### WHAT THE TASK ASKS
What lines of the data below hold the string "name"? Copy each one out.

### DATA SUPPLIED
*-*-*

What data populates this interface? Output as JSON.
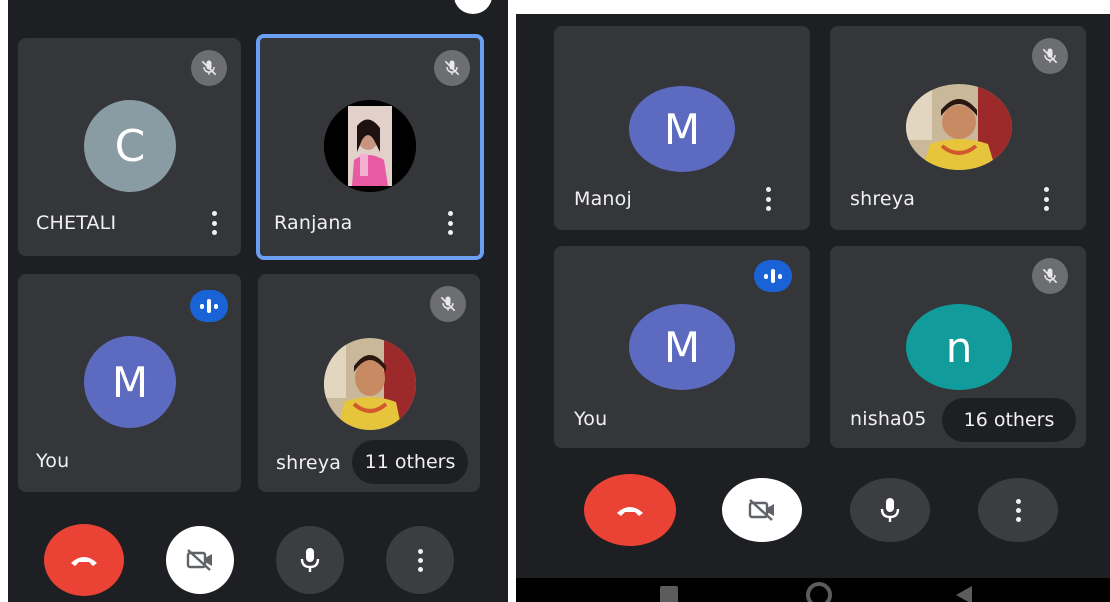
{
  "left": {
    "tiles": [
      {
        "name": "CHETALI",
        "initial": "C",
        "avatar_color": "#8a9ca3",
        "status": "muted"
      },
      {
        "name": "Ranjana",
        "initial": "",
        "avatar_color": "#000000",
        "status": "muted",
        "active": true
      },
      {
        "name": "You",
        "initial": "M",
        "avatar_color": "#5c6bc0",
        "status": "speaking"
      },
      {
        "name": "shreya",
        "initial": "",
        "status": "muted",
        "others": "11 others"
      }
    ]
  },
  "right": {
    "tiles": [
      {
        "name": "Manoj",
        "initial": "M",
        "avatar_color": "#5c6bc0"
      },
      {
        "name": "shreya",
        "initial": "",
        "status": "muted"
      },
      {
        "name": "You",
        "initial": "M",
        "avatar_color": "#5c6bc0",
        "status": "speaking"
      },
      {
        "name": "nisha05",
        "initial": "n",
        "avatar_color": "#129b9b",
        "status": "muted",
        "others": "16 others"
      }
    ]
  },
  "controls": {
    "end_call": "phone-hangup-icon",
    "camera": "camera-off-icon",
    "mic": "mic-icon",
    "more": "more-vert-icon"
  },
  "colors": {
    "background": "#1e1f22",
    "tile": "#34363a",
    "active_border": "#6b9ff2",
    "end_call": "#ea4335",
    "speaking": "#1a63d6",
    "muted_badge": "#6d6e71"
  }
}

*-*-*

### TASK RESULT
        "name": "CHETALI",
        "name": "Ranjana",
        "name": "You",
        "name": "shreya",
        "name": "Manoj",
        "name": "shreya",
        "name": "You",
        "name": "nisha05",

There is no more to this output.